Inaugural Editorial
Zong-Ming (Max) Cheng,1 ,
1College of Horticulture, Nanjing Agricultural University, Nanjing, China Department of Plant Sciences, University of Tennessee, Knoxville, TN, USA
*Corresponding author. E-mail:

Horticulture Research 1,
Article number: 5 (2014)
Views: 756

Received: 22 Jan 2014
Revised: 22 Jan 2014
Accepted: 22 Jan 2014
Published online: 22 Jan 2014

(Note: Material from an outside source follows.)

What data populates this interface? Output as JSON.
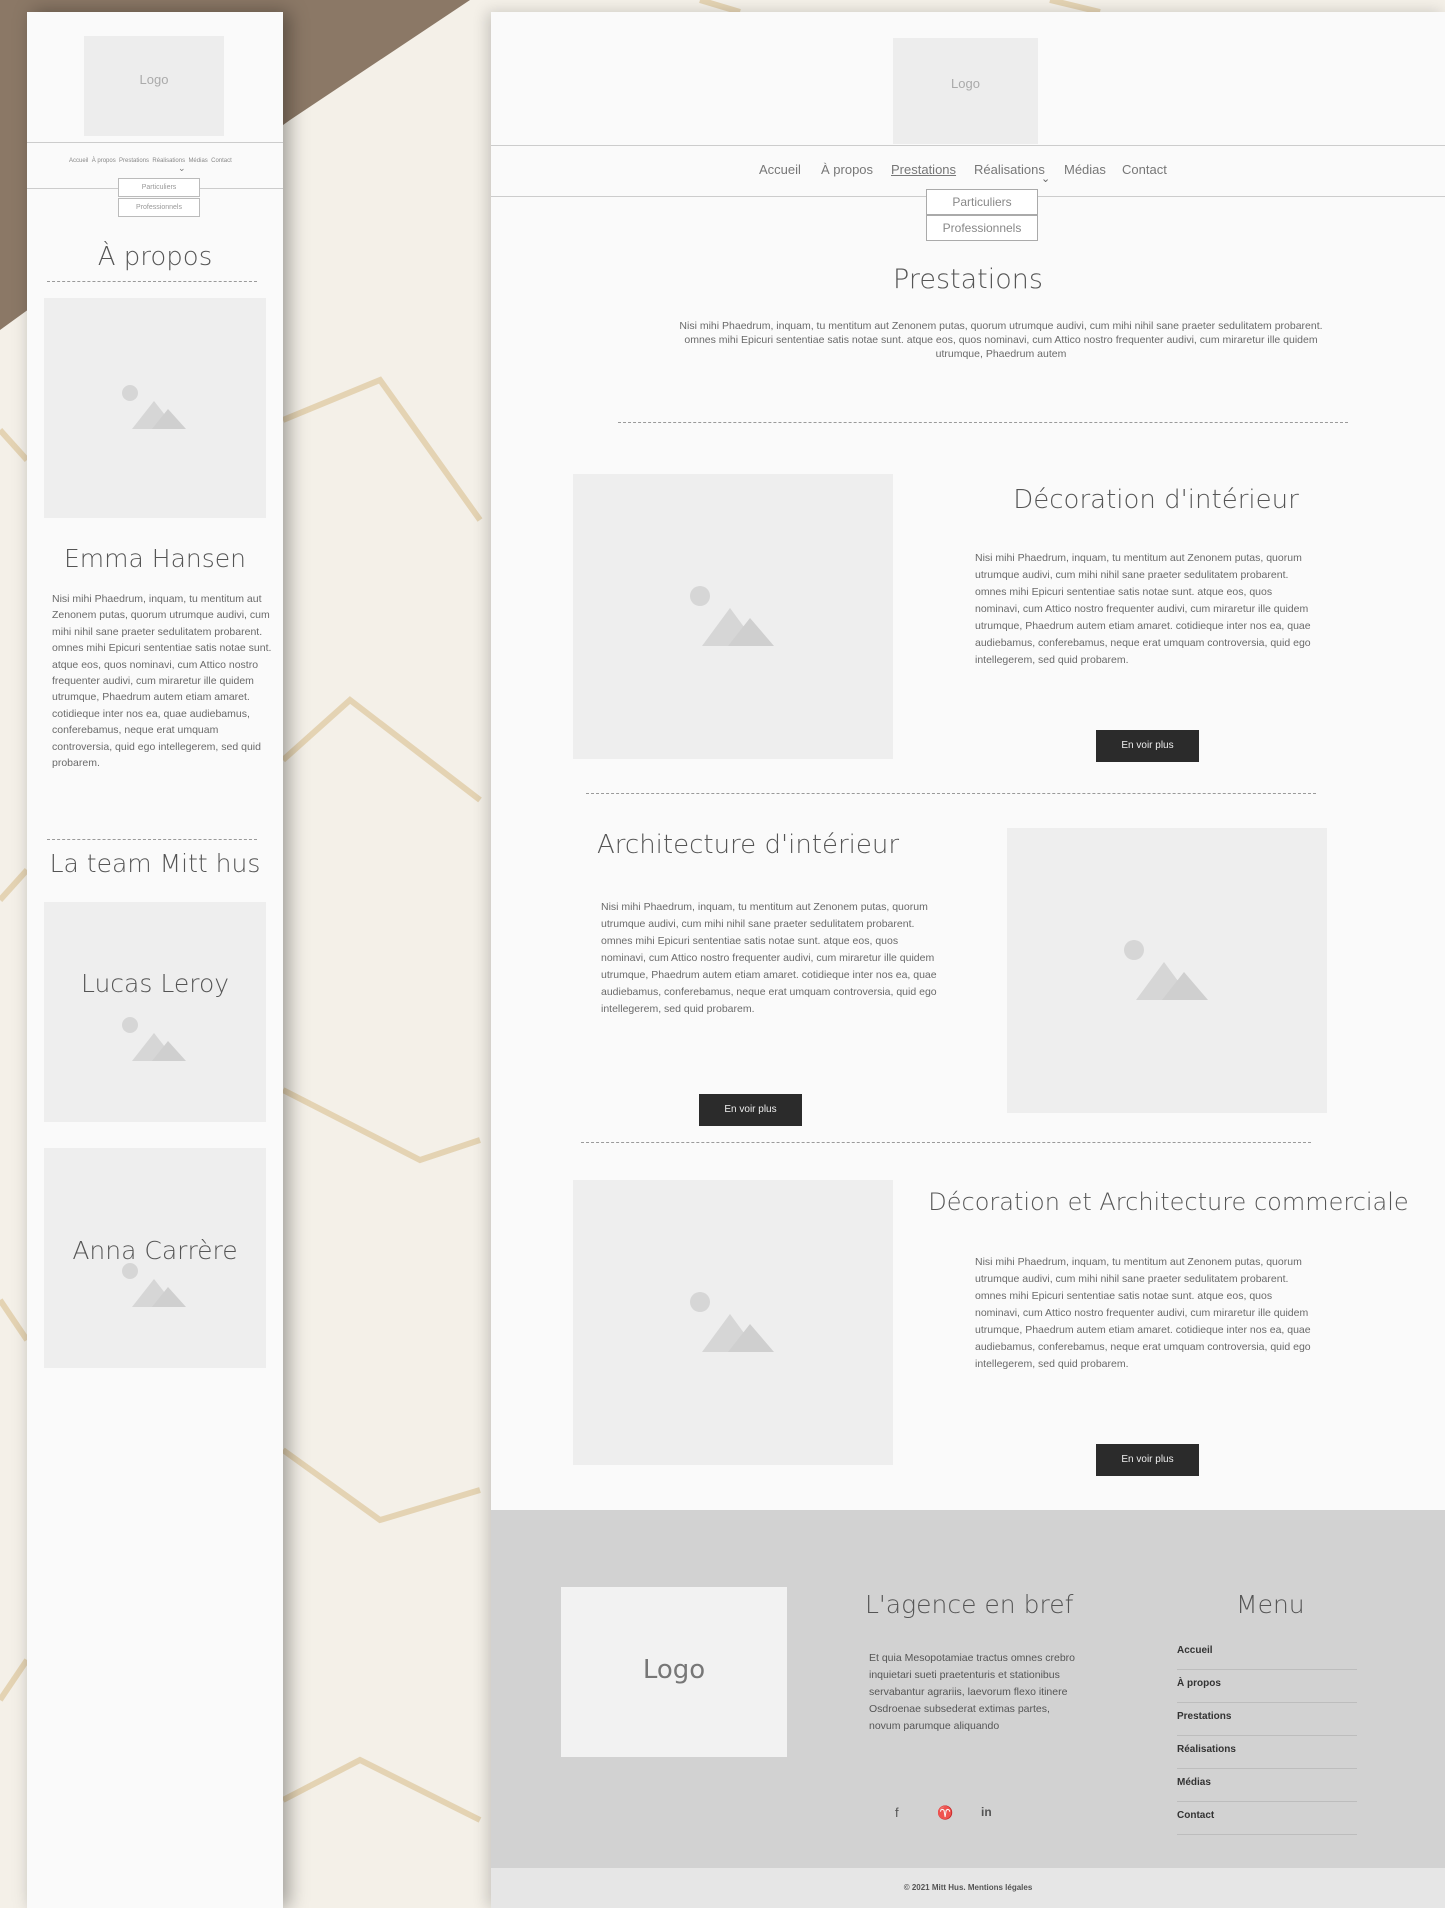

Horticulture is one of the oldest agricultural practices, dating back to the beginning of human civilization when humans collected naturally grown fruits, brought them to their settlements and purposely cultivated them. Horticulture today plays crucial roles in our lives. Fruits, nuts and vegetables are important foods that supplement staples like rice and corn and provide many essential nutrients. Ornamental trees, shrubs and flowers are essential for beautifying our living places. Fresh-cut flowers are associated with public congratulatory events like business openings and personal celebratory occasions like weddings, anniversaries and holidays. Teas, herbs and specialty local fruits are inseparable parts of cultures and religious traditions. Increasingly, horticulture is being used in combatting nutritional imbalance, obesity and mental health issues, providing educational materials for teaching biological sciences, remediating environmental disorders, and conserving biodiversity and environmental integrity.